Mapping the Healthy Hearing Pathway: Are we meeting our KPIs?

Mrs Lauren McHugh1, Ms Kelly Nicholls2

1Healthy Hearing, Children’s Health Queensland, QLD, Australia

2Healthy Hearing Program, Queensland Health, Nundah, QLD, Australia

Australian Newborn Hearing Screening Programs are encouraged to measure outcomes against the seven Key Performance Indicators (KPIs) from the National Framework for Neonatal Hearing Screening. Using QChild, Healthy Hearing reports that >99% of eligible infants in Queensland undergo a newborn hearing screen, year on year. Despite this commendable outcome, preliminary analysis of the 2015 newborn hearing screening data indicates that 9% of the referred children were lost to contact, therefore their audiological outcomes are unknown. Additionally, a deeper dive into the pathway outcomes for this group of children revealed that 12% were unaccounted for following diagnosis.

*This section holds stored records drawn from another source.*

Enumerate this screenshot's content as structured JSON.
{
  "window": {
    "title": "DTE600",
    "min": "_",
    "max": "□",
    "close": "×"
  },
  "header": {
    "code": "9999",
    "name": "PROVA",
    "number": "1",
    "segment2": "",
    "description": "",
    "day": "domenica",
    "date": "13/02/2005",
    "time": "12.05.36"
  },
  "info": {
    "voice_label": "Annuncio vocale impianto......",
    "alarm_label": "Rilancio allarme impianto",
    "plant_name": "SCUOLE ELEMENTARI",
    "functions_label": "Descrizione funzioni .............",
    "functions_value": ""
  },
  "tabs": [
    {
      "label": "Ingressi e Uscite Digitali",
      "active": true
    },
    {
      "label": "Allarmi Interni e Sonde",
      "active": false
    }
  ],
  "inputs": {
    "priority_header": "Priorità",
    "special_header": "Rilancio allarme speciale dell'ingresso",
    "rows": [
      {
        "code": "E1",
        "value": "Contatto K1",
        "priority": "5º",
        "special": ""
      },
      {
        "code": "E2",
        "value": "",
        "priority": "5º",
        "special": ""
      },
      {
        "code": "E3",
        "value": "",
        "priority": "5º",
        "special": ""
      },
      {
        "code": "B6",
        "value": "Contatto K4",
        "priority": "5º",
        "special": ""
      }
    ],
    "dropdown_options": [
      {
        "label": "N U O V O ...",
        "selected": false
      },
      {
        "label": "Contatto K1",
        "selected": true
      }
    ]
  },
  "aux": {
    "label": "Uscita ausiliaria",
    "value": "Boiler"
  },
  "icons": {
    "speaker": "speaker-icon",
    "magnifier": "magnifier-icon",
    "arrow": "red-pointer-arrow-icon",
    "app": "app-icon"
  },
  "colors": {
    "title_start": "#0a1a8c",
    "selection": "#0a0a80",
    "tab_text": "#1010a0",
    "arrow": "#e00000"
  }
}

In order to understand the factors that contribute to ‘losing’ children and families at points along the Healthy Hearing Pathway, a pathway mapping project was initiated. QChild data records and service level reports for children born in 2015 with a hearing loss were analysed to measure pathway outcomes against the KPIs and to report the lost to contact rates at each point along the pathway.

This presentation aims to raise questions regarding an acceptable lost to contact rate, to examine how truly ‘lost’ these children are, and to reflect on the pathway mapping project outcomes.

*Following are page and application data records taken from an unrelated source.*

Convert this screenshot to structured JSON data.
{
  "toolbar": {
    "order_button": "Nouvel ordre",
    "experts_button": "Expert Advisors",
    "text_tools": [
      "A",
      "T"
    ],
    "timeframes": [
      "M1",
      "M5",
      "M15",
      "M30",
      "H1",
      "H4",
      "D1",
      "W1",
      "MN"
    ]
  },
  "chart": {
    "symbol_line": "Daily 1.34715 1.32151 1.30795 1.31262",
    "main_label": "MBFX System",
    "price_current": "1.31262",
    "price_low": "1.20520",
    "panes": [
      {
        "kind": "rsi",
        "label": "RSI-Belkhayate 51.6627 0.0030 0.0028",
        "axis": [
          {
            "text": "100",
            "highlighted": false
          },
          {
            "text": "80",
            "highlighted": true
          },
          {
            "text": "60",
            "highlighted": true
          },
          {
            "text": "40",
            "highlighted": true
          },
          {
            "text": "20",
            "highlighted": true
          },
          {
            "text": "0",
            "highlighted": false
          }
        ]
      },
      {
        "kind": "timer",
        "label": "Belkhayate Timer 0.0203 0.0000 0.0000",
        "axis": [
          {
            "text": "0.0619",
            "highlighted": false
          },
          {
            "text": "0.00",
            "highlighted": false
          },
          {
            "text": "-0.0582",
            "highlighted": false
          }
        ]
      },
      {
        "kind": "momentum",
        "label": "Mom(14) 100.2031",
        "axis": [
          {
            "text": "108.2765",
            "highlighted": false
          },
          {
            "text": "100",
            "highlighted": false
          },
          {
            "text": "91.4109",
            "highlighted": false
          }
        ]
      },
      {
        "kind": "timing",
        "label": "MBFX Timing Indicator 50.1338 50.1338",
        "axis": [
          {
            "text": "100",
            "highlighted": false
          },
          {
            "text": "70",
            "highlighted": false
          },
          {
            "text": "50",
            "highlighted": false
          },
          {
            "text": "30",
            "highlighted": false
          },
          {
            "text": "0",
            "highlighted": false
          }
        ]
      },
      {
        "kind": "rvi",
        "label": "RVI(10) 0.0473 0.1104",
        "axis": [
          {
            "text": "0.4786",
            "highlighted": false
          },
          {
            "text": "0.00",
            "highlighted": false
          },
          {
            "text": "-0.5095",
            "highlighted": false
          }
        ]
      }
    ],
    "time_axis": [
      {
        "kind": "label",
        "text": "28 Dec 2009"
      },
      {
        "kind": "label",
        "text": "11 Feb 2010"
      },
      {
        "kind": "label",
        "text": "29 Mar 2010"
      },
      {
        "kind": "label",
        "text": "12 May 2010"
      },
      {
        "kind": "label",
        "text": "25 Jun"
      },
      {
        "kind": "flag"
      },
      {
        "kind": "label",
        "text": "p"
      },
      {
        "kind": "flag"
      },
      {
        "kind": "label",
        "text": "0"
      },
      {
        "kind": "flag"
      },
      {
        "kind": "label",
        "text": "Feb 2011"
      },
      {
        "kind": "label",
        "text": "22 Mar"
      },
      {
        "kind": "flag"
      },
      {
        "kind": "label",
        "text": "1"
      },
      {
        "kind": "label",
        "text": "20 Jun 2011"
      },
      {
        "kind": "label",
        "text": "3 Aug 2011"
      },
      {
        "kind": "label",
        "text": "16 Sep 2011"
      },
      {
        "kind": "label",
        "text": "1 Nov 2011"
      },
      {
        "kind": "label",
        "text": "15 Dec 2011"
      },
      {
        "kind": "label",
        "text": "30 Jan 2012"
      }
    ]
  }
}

Lauren McHugh lives in Brisbane, Queensland and has worked for the education sector, health sector and for private practice in Queensland, New South Wales and overseas. Lauren’s special interests include understanding the multiple factors that contribute to outcomes of children with paediatric hearing loss at both a clinical and a population level.

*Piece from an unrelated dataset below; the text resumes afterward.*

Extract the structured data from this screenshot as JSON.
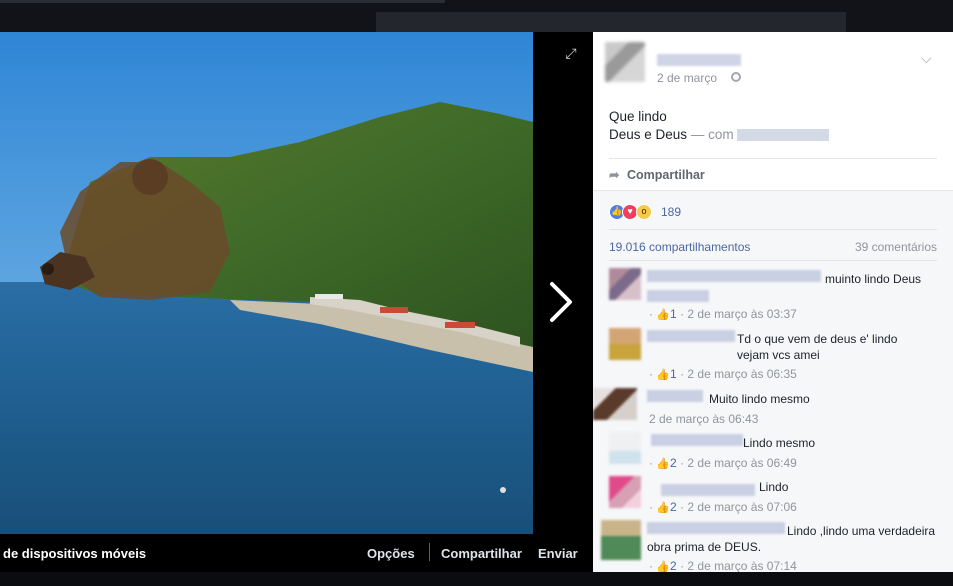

Kelly Nicholls is a paediatric / neonatal diagnostic audiologist in Queensland, and has worked for the Queensland Healthy Hearing Program since 2014.  In this role, she is responsible for protocol development, quality and safety for the audiology component of the newborn hearing program.  Prior to 2014, Kelly worked at the Royal Children’s Hospital in Brisbane, with considerable experience in neonatal and infant diagnostic audiology and paediatric cochlear implantation.